National Public Prosecution Authority (NPPA) is set to send an extradition request to the government of DR Congo requesting the transfer to Rwanda of a senior FDLR leader who was recently arrested in the neighbouring country.
Brig. Gen. Leopord Mujyambere, the chief of staff of FOCA, the armed wing of the FDLR, was arrested in the eastern Congolese town of Goma early last week on his return from South Africa, through Zambia.
Mujyambere, with aliases Musenyeri, Achille and Frere Petrus Ibrahim, was intercepted by Congolese secret service and later flown to the capital Kinshasa.
In 2012, the FDLR appointed Mujyambere as their new chief of staff, replacing Leodomir Mugaragu who had been killed.
Speaking to The New Times on Wednesday, Faustin Nkusi, the NPPA spokesperson, said that following Mujyambere’s arrest his office embarked on indictment paperwork.
Mujyambere faces charges of genocide, crimes against humanity and war crimes, according to prosecution.
“The arrest is commendable and we hope the Congolese authorities will soon send him to Rwanda to stand trial,” he said.
Mujyambere is said to have been a captain in the defunct Rwanda Army Force (ex-FAR), the force that played a central role in the 1994 Genocide against the Tutsi that claimed more than a million lives in three months.
Nkusi said Mujyambere’s criminal record predate the Genocide against Tutsis while he also committed crimes during and after the Genocide.

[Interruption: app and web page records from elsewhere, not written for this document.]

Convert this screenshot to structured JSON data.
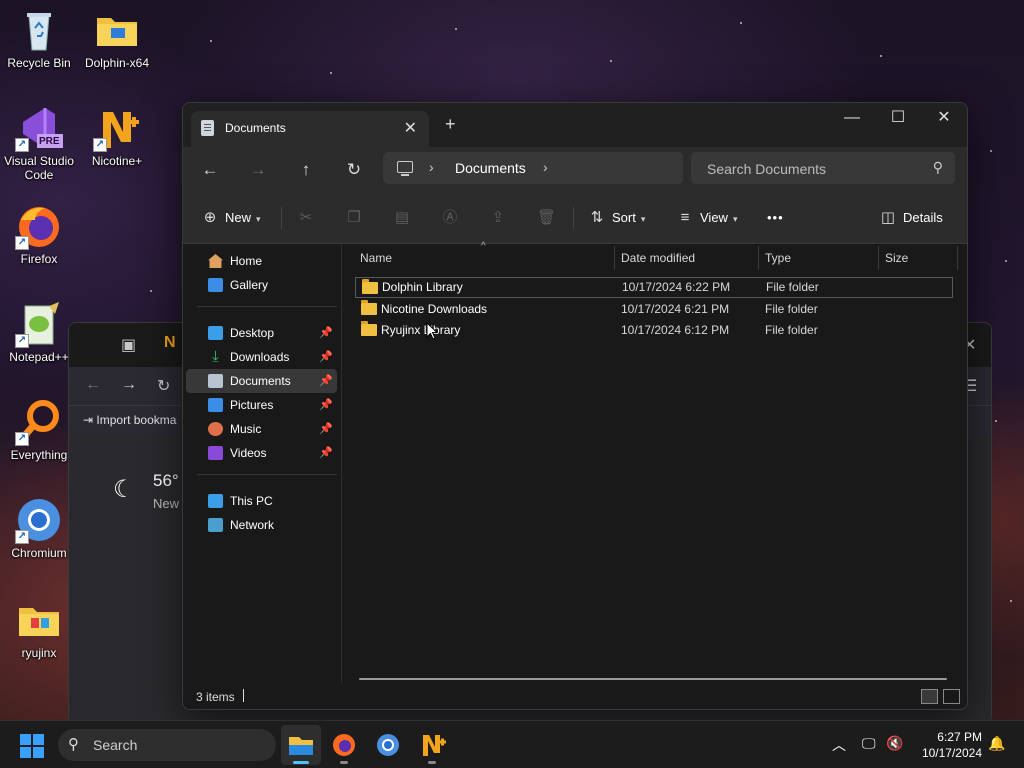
{
  "desktop": {
    "icons": [
      {
        "label": "Recycle Bin"
      },
      {
        "label": "Dolphin-x64"
      },
      {
        "label": "Visual Studio Code",
        "badge": "PRE"
      },
      {
        "label": "Nicotine+"
      },
      {
        "label": "Firefox"
      },
      {
        "label": "Notepad++"
      },
      {
        "label": "Everything"
      },
      {
        "label": "Chromium"
      },
      {
        "label": "ryujinx"
      }
    ]
  },
  "background_window": {
    "bookmark_label": "Import bookma",
    "weather_temp": "56°",
    "weather_sub": "New"
  },
  "explorer": {
    "tab_title": "Documents",
    "address": {
      "crumb": "Documents"
    },
    "search": {
      "placeholder": "Search Documents"
    },
    "commands": {
      "new_label": "New",
      "sort_label": "Sort",
      "view_label": "View",
      "more_label": "•••",
      "details_label": "Details"
    },
    "nav": {
      "home": "Home",
      "gallery": "Gallery",
      "desktop": "Desktop",
      "downloads": "Downloads",
      "documents": "Documents",
      "pictures": "Pictures",
      "music": "Music",
      "videos": "Videos",
      "this_pc": "This PC",
      "network": "Network"
    },
    "columns": {
      "name": "Name",
      "date": "Date modified",
      "type": "Type",
      "size": "Size"
    },
    "rows": [
      {
        "name": "Dolphin Library",
        "date": "10/17/2024 6:22 PM",
        "type": "File folder"
      },
      {
        "name": "Nicotine Downloads",
        "date": "10/17/2024 6:21 PM",
        "type": "File folder"
      },
      {
        "name": "Ryujinx Library",
        "date": "10/17/2024 6:12 PM",
        "type": "File folder"
      }
    ],
    "status": {
      "count": "3 items"
    }
  },
  "taskbar": {
    "search_label": "Search",
    "time": "6:27 PM",
    "date": "10/17/2024"
  },
  "colors": {
    "accent": "#4cc2ff",
    "folder": "#f0c040"
  }
}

He’s said to have been part of the deadly attacks by infiltrators, best known locally as abacengezi, in the late 1990s through early 2000s during which many people were killed.
Rwanda has no extradition treaty with DR Congo but both countries have a legal framework under which such issues are handled, Nkusi said.
Sources say Mujyambere was close ally of Sylvestre Mudacumura, the fugitive overall commander of the FDLR militia.
DR Congo is one of the African countries believed to be home to a large number of Genocide suspects and received 46 warrants, while Uganda has received 38 Genocide-related warrants with Burundi receiving 12.
Another 10 arrest warrants were sent to other African countries.